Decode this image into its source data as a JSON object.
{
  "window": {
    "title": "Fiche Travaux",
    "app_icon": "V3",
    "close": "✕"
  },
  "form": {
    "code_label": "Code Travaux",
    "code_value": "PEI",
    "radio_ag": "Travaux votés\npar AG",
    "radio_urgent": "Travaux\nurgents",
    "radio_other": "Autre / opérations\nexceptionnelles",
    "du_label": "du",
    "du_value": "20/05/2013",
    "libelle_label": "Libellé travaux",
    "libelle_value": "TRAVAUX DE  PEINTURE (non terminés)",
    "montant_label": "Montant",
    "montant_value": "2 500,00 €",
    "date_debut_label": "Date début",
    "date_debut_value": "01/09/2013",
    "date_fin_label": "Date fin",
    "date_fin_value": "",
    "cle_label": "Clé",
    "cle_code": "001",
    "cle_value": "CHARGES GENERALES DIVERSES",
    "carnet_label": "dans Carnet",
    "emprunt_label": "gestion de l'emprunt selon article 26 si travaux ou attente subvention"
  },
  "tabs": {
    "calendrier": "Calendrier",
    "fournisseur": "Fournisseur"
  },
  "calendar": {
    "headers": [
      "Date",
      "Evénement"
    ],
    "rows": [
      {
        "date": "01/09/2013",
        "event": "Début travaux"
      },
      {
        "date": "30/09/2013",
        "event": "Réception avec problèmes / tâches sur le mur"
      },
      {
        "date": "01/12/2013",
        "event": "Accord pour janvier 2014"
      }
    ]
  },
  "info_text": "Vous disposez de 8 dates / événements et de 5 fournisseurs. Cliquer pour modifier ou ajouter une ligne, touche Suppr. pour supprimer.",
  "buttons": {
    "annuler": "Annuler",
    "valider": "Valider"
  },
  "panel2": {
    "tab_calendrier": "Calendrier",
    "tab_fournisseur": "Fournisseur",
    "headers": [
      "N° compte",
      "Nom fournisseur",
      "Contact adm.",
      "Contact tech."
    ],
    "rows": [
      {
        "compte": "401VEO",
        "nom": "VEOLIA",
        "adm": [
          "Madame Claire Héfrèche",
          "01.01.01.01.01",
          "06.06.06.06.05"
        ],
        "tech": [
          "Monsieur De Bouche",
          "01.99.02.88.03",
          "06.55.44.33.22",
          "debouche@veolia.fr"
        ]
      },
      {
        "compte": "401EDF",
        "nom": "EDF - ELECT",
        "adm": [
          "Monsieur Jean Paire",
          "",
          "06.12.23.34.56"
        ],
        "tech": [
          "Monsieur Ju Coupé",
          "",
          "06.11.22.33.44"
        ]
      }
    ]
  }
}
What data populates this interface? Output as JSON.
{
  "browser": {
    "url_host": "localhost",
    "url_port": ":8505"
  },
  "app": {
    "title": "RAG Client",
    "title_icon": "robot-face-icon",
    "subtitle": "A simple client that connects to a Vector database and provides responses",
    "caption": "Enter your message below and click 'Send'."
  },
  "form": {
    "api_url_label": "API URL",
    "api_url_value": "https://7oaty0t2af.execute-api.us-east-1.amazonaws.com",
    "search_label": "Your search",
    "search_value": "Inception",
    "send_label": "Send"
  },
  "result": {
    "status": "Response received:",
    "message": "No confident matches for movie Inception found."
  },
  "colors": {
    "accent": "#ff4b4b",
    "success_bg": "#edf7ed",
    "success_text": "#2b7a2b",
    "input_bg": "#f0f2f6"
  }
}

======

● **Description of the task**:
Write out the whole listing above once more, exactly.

● **Answer to this exercise**:
Decode this image into its source data as a JSON object.
{
  "window": {
    "title": "Fiche Travaux",
    "app_icon": "V3",
    "close": "✕"
  },
  "form": {
    "code_label": "Code Travaux",
    "code_value": "PEI",
    "radio_ag": "Travaux votés\npar AG",
    "radio_urgent": "Travaux\nurgents",
    "radio_other": "Autre / opérations\nexceptionnelles",
    "du_label": "du",
    "du_value": "20/05/2013",
    "libelle_label": "Libellé travaux",
    "libelle_value": "TRAVAUX DE  PEINTURE (non terminés)",
    "montant_label": "Montant",
    "montant_value": "2 500,00 €",
    "date_debut_label": "Date début",
    "date_debut_value": "01/09/2013",
    "date_fin_label": "Date fin",
    "date_fin_value": "",
    "cle_label": "Clé",
    "cle_code": "001",
    "cle_value": "CHARGES GENERALES DIVERSES",
    "carnet_label": "dans Carnet",
    "emprunt_label": "gestion de l'emprunt selon article 26 si travaux ou attente subvention"
  },
  "tabs": {
    "calendrier": "Calendrier",
    "fournisseur": "Fournisseur"
  },
  "calendar": {
    "headers": [
      "Date",
      "Evénement"
    ],
    "rows": [
      {
        "date": "01/09/2013",
        "event": "Début travaux"
      },
      {
        "date": "30/09/2013",
        "event": "Réception avec problèmes / tâches sur le mur"
      },
      {
        "date": "01/12/2013",
        "event": "Accord pour janvier 2014"
      }
    ]
  },
  "info_text": "Vous disposez de 8 dates / événements et de 5 fournisseurs. Cliquer pour modifier ou ajouter une ligne, touche Suppr. pour supprimer.",
  "buttons": {
    "annuler": "Annuler",
    "valider": "Valider"
  },
  "panel2": {
    "tab_calendrier": "Calendrier",
    "tab_fournisseur": "Fournisseur",
    "headers": [
      "N° compte",
      "Nom fournisseur",
      "Contact adm.",
      "Contact tech."
    ],
    "rows": [
      {
        "compte": "401VEO",
        "nom": "VEOLIA",
        "adm": [
          "Madame Claire Héfrèche",
          "01.01.01.01.01",
          "06.06.06.06.05"
        ],
        "tech": [
          "Monsieur De Bouche",
          "01.99.02.88.03",
          "06.55.44.33.22",
          "debouche@veolia.fr"
        ]
      },
      {
        "compte": "401EDF",
        "nom": "EDF - ELECT",
        "adm": [
          "Monsieur Jean Paire",
          "",
          "06.12.23.34.56"
        ],
        "tech": [
          "Monsieur Ju Coupé",
          "",
          "06.11.22.33.44"
        ]
      }
    ]
  }
}
What data populates this interface? Output as JSON.
{
  "browser": {
    "url_host": "localhost",
    "url_port": ":8505"
  },
  "app": {
    "title": "RAG Client",
    "title_icon": "robot-face-icon",
    "subtitle": "A simple client that connects to a Vector database and provides responses",
    "caption": "Enter your message below and click 'Send'."
  },
  "form": {
    "api_url_label": "API URL",
    "api_url_value": "https://7oaty0t2af.execute-api.us-east-1.amazonaws.com",
    "search_label": "Your search",
    "search_value": "Inception",
    "send_label": "Send"
  },
  "result": {
    "status": "Response received:",
    "message": "No confident matches for movie Inception found."
  },
  "colors": {
    "accent": "#ff4b4b",
    "success_bg": "#edf7ed",
    "success_text": "#2b7a2b",
    "input_bg": "#f0f2f6"
  }
}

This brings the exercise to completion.